DIRECTIONS FOR THIS TASK ▸ Look through the listing below for the word "value" and copy every line where it occurs.
###
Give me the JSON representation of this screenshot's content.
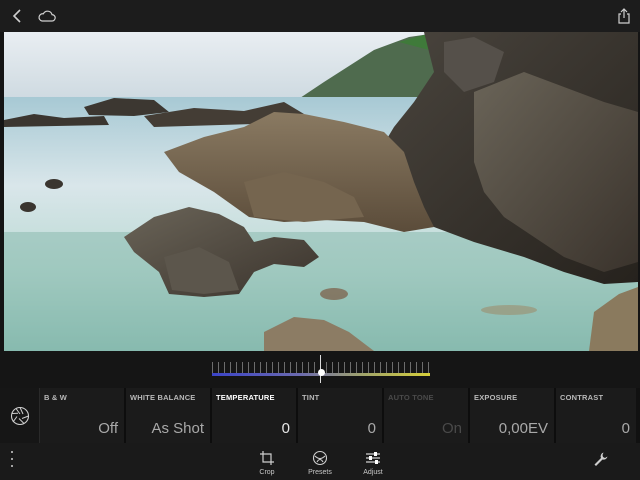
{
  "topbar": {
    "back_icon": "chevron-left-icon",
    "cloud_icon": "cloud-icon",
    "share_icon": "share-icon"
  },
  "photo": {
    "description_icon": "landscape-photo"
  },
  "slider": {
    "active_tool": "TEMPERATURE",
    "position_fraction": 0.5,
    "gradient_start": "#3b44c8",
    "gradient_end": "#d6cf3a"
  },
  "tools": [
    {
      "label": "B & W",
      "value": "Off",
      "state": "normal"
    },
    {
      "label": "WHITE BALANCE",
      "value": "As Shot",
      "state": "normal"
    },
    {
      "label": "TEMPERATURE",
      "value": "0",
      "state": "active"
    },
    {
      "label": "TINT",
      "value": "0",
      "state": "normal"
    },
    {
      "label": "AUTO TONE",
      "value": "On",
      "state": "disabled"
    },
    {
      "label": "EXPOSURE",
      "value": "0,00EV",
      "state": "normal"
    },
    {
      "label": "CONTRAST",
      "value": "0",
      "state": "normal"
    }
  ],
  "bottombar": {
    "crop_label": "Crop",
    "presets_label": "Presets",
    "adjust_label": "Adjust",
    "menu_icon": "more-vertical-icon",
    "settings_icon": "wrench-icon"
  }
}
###
OUTPUT FOR THIS TASK ▸
      "value": "Off",
      "value": "As Shot",
      "value": "0",
      "value": "0",
      "value": "On",
      "value": "0,00EV",
      "value": "0",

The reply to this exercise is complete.